### Try it
Report each line from the data below that holds the word "steps".

START Data shown

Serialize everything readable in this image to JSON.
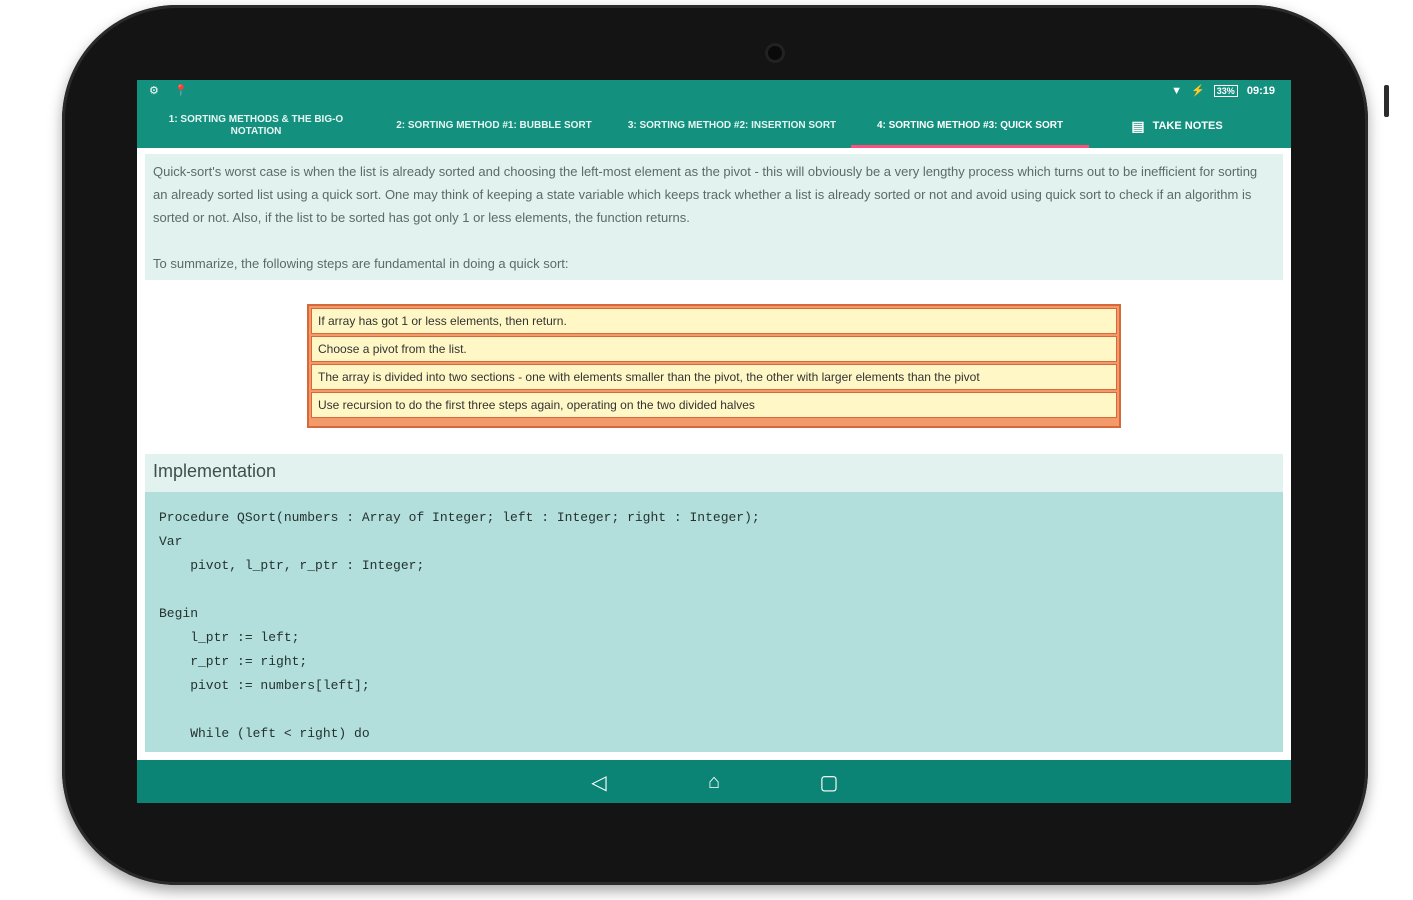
{
  "status_bar": {
    "left_icons": [
      "settings-icon",
      "location-pin-icon"
    ],
    "battery": "33%",
    "time": "09:19"
  },
  "tabs": [
    {
      "label": "1: Sorting Methods & The Big-O Notation"
    },
    {
      "label": "2: Sorting Method #1: Bubble Sort"
    },
    {
      "label": "3: Sorting Method #2: Insertion Sort"
    },
    {
      "label": "4: Sorting Method #3: Quick Sort"
    }
  ],
  "take_notes": {
    "label": "TAKE NOTES",
    "icon": "notes-icon"
  },
  "content": {
    "intro": "Quick-sort's worst case is when the list is already sorted and choosing the left-most element as the pivot - this will obviously be a very lengthy process which turns out to be inefficient for sorting an already sorted list using a quick sort. One may think of keeping a state variable which keeps track whether a list is already sorted or not and avoid using quick sort to check if an algorithm is sorted or not. Also, if the list to be sorted has got only 1 or less elements, the function returns.",
    "summary": "To summarize, the following steps are fundamental in doing a quick sort:",
    "steps": [
      "If array has got 1 or less elements, then return.",
      "Choose a pivot from the list.",
      "The array is divided into two sections - one with elements smaller than the pivot, the other with larger elements than the pivot",
      "Use recursion to do the first three steps again, operating on the two divided halves"
    ],
    "implementation_title": "Implementation",
    "code_lines": [
      "Procedure QSort(numbers : Array of Integer; left : Integer; right : Integer);",
      "Var",
      "    pivot, l_ptr, r_ptr : Integer;",
      "",
      "Begin",
      "    l_ptr := left;",
      "    r_ptr := right;",
      "    pivot := numbers[left];",
      "",
      "    While (left < right) do"
    ]
  },
  "nav_bar": {
    "back_icon": "back-triangle-icon",
    "home_icon": "home-icon",
    "recent_icon": "recent-apps-icon"
  },
  "colors": {
    "toolbar": "#14907f",
    "tab_indicator": "#ff4f7d",
    "code_background": "#b2dfdb",
    "step_background": "#fff8c6",
    "step_border": "#d7683a"
  }
}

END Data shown

### Solution to the problem
    "summary": "To summarize, the following steps are fundamental in doing a quick sort:",
    "steps": [
      "Use recursion to do the first three steps again, operating on the two divided halves"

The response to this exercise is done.